We ask you to indicate on your assignments the names of the persons with who you collaborated or discussed your assignments (including the TA’s and instructors).

**Policy on re-grading**

If you wish us to re-grade a question on an exam (or assignment), we will do so. However, to avoid grade ratcheting, we reserve the right to re-grade other questions on your exam as well.

**Policy on final grades**

I will use the same rules and formula for calculating the final grade for everyone. We understand that your performances may be influenced by many factors, possibly out of your control. However, that is the only way we can be fair. The only exceptions will be medical exceptions. In that case, I will require a medical note, which has to be also reported to McGill, and to be informed as early as possible. Failure to comply to these rules, may results in the impossibility to invoke a medical exception.

**Policy on Assignments**

Due date/time, location/mode for returning your solutions, and accepted formats will be announced in class and indicated on the course web page.

Failure to return your assignment in time will results in penalties or even absence of grading. Late submission of 24h or less will receive a penalty of 20%. In all other cases, your assignment will be refused and not graded.

Importantly, solutions that do not follow the requested format will receive a penalty. By default, we only accept PDF or TEXT files. Images (if any) must be embedded in a PDF. Do not compress your files. All files must open on LINUX SOCS workstations.

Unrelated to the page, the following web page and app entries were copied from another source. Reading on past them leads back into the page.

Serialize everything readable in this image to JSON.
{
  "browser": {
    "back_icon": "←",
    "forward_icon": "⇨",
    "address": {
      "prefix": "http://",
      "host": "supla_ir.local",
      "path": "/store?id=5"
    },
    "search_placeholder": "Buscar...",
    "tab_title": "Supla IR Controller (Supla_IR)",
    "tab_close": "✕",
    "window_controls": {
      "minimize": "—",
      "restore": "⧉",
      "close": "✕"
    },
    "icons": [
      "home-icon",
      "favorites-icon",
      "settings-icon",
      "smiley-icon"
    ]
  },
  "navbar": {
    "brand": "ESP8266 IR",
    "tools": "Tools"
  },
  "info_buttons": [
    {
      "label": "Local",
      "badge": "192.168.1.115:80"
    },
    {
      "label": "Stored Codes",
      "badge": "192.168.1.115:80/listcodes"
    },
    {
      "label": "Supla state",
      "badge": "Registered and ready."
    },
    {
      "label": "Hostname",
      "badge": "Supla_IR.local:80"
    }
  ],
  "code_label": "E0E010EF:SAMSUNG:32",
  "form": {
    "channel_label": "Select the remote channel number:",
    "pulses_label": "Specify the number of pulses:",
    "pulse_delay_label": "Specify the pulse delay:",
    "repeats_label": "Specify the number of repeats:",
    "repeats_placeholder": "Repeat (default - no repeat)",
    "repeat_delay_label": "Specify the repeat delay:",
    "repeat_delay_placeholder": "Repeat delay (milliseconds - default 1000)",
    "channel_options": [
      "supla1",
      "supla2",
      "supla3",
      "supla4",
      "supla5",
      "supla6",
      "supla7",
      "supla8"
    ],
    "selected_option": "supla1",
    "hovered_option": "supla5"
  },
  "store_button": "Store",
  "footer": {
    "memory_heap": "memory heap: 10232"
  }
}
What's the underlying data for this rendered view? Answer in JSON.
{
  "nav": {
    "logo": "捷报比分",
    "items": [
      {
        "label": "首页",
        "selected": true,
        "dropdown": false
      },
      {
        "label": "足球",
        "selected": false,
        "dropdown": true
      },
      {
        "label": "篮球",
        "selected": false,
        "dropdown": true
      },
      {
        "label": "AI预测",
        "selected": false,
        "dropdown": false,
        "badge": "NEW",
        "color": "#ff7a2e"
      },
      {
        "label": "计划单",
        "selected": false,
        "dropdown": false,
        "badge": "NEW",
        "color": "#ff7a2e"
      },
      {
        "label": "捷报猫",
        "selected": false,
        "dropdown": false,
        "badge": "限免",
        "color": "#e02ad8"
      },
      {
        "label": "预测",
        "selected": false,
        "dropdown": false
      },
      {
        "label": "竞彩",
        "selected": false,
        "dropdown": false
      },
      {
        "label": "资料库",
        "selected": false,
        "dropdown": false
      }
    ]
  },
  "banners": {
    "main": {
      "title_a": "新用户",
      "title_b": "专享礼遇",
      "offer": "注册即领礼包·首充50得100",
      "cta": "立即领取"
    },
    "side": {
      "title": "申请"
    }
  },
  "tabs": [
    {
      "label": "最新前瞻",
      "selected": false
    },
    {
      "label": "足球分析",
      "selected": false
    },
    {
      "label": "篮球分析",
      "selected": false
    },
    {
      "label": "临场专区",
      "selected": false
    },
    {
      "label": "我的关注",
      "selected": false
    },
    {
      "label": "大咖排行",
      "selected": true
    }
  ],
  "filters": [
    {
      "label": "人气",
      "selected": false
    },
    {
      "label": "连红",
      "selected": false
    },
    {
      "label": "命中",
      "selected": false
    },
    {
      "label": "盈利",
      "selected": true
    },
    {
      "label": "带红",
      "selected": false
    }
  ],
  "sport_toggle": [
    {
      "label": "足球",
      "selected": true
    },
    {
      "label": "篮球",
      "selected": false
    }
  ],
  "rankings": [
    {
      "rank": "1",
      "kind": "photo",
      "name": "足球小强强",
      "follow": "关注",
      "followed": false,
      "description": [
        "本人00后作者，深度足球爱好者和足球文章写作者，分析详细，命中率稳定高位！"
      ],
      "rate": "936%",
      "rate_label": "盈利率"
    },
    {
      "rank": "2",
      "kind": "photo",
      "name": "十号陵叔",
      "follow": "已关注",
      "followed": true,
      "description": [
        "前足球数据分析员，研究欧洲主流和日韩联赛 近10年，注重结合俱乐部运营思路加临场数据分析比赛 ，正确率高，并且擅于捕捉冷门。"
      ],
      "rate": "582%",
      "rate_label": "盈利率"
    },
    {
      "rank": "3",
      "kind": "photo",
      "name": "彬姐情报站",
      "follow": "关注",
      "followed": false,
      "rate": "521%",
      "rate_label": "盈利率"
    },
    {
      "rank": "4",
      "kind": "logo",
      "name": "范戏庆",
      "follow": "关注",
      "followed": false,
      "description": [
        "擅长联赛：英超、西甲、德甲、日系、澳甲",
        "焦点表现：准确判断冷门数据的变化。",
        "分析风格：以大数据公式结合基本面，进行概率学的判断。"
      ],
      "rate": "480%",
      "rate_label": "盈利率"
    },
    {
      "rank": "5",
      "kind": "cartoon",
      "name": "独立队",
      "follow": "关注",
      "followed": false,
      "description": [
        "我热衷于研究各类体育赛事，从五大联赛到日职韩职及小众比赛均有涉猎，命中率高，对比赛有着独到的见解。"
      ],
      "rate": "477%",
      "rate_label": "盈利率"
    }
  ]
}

The quality of the presentation of your solution is very important. Unreadable material, cryptic notations, or bad organization of the material will results in penalties, and potentialy even an absence of grading. If you scan your hand-written solutions, it is your responsability to ensure that you submit a high-quality image (i.e. excellent luminosity, contrast, focus and resolution). The clarity of your explanations will also be an integral part of your final grade.

**Policy on programming code**

Questions in assignments may require you to write a Java program. We will provide, as much as possible, input and output data to test your programs. However, it will be your duty to ensure that your Java files compile on LINUX SOCS workstations. We will not grade programs that do not compile on these machines.

Submission of class files (instead of Java source files) will be considered as an absence of submission. Do not compress your files.

**Use of French in assignments and exams**

In accordance with McGill University’s Charter of Students’ Rights, students in this course have the right to submit in English or in French any written work that is to be graded.

**McGill policies**

McGill University values academic integrity. Therefore, all students must understand the meaning and consequences of cheating, plagiarism and other academic offenses under the Code of Student Conduct and Disciplinary Procedures. See this link for more information.

If you have any additional question, you can contact the instructors:

**Mathieu Blanchette**

3630 University Street, Room 3107, Montreal QC H3A 0C6

(E-mail) blanchem@cs.mcgill.ca

(Phone) +1 514 398 5209